• [HOW TO COMPLETE THIS TASK]: Which lines of the entries contain the string "JSON"? Please find them and copy them.

(Web page and app entries)
##########

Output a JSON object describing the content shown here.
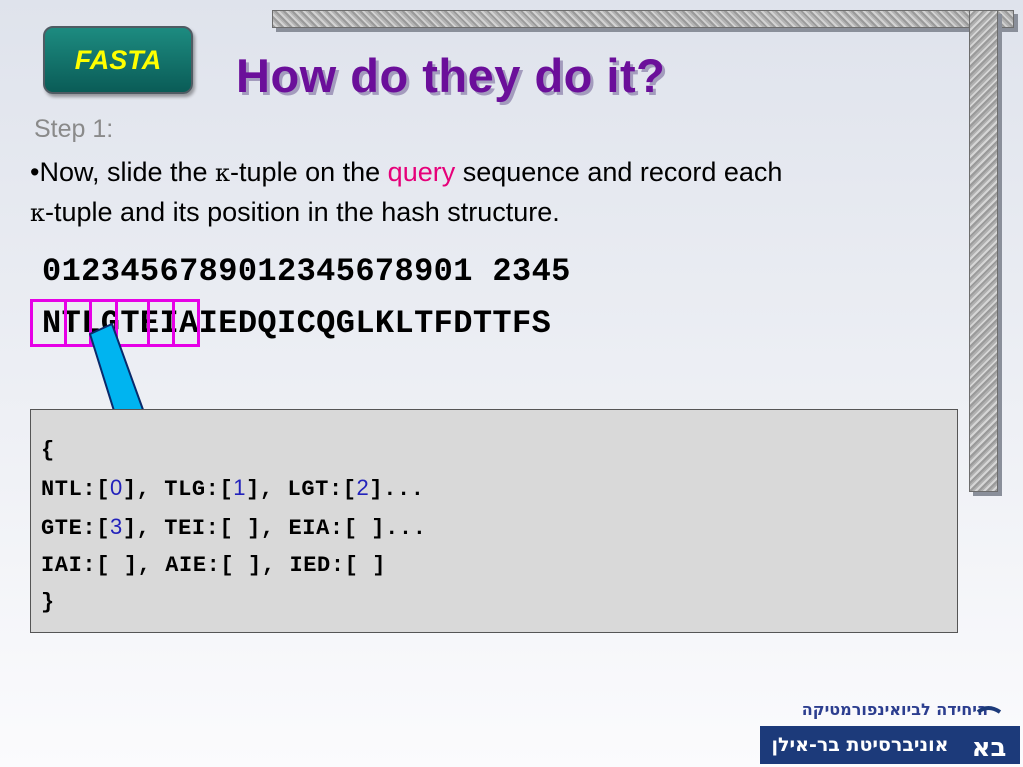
{
  "badge": {
    "label": "FASTA"
  },
  "title": "How do they do it?",
  "step_label": "Step 1:",
  "bullet": {
    "prefix": "•Now, slide the ",
    "kappa": "κ",
    "part2": "-tuple on the ",
    "query_word": "query",
    "part3": " sequence and record each",
    "kappa2": "κ",
    "part4": "-tuple and its position in the hash structure."
  },
  "positions_row": "0123456789012345678901 2345",
  "sequence_row": "NTLGTEIAIEDQICQGLKLTFDTTFS",
  "hash": {
    "open_brace": "{",
    "close_brace": "}",
    "line1": {
      "a": "NTL:[",
      "a_idx": "0",
      "b": "], TLG:[",
      "b_idx": "1",
      "c": "], LGT:[",
      "c_idx": "2",
      "d": "]..."
    },
    "line2": {
      "a": "GTE:[",
      "a_idx": "3",
      "b": "], TEI:[ ], EIA:[ ]..."
    },
    "line3": "IAI:[ ], AIE:[ ], IED:[ ]"
  },
  "logo": {
    "unit_name": "היחידה לביואינפורמטיקה",
    "university": "אוניברסיטת בר-אילן",
    "mark": "בא"
  },
  "colors": {
    "title": "#6b0f9a",
    "query": "#e6007a",
    "selection": "#e600e6",
    "arrow": "#00b4f0",
    "badge_text": "#ffff00",
    "index": "#2222bb"
  }
}
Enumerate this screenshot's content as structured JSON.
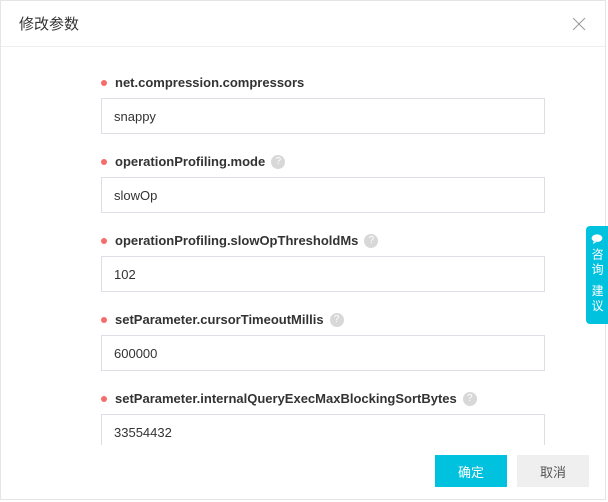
{
  "dialog": {
    "title": "修改参数"
  },
  "fields": [
    {
      "label": "net.compression.compressors",
      "value": "snappy",
      "help": false
    },
    {
      "label": "operationProfiling.mode",
      "value": "slowOp",
      "help": true
    },
    {
      "label": "operationProfiling.slowOpThresholdMs",
      "value": "102",
      "help": true
    },
    {
      "label": "setParameter.cursorTimeoutMillis",
      "value": "600000",
      "help": true
    },
    {
      "label": "setParameter.internalQueryExecMaxBlockingSortBytes",
      "value": "33554432",
      "help": true
    }
  ],
  "footer": {
    "ok": "确定",
    "cancel": "取消"
  },
  "sideTab": {
    "text": "咨询 建议"
  }
}
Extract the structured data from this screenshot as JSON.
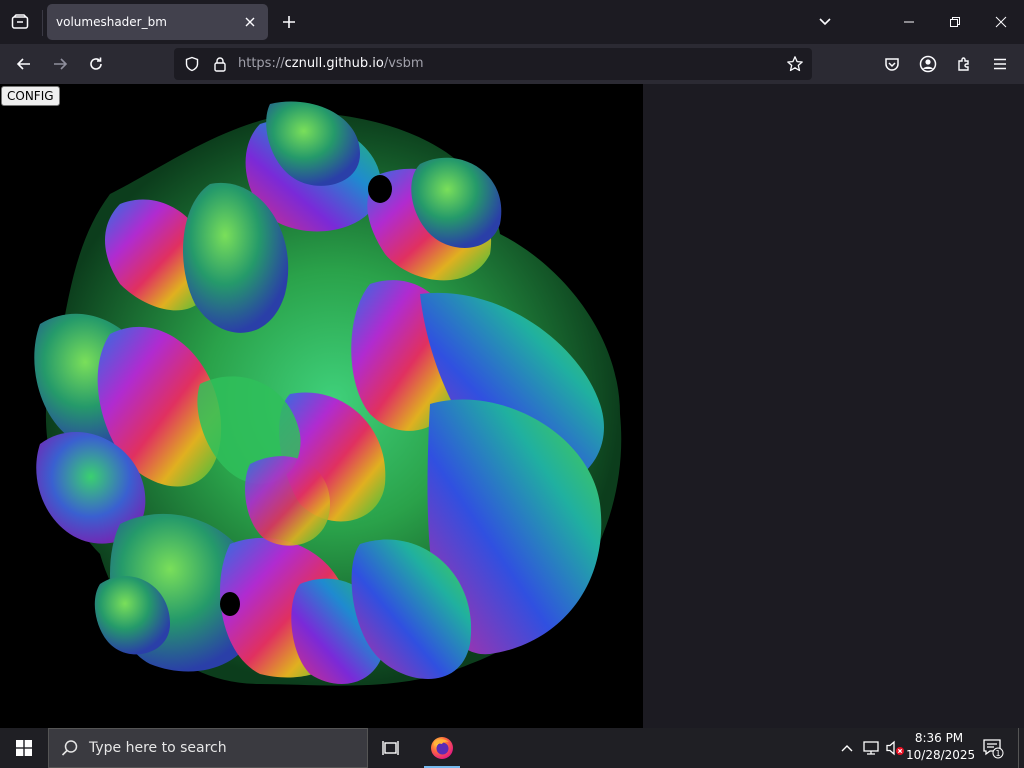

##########

• [RESULT]:
Output a JSON object describing the content shown here.
Enumerate this screenshot's content as structured JSON.
Extract the structured data from this screenshot as JSON.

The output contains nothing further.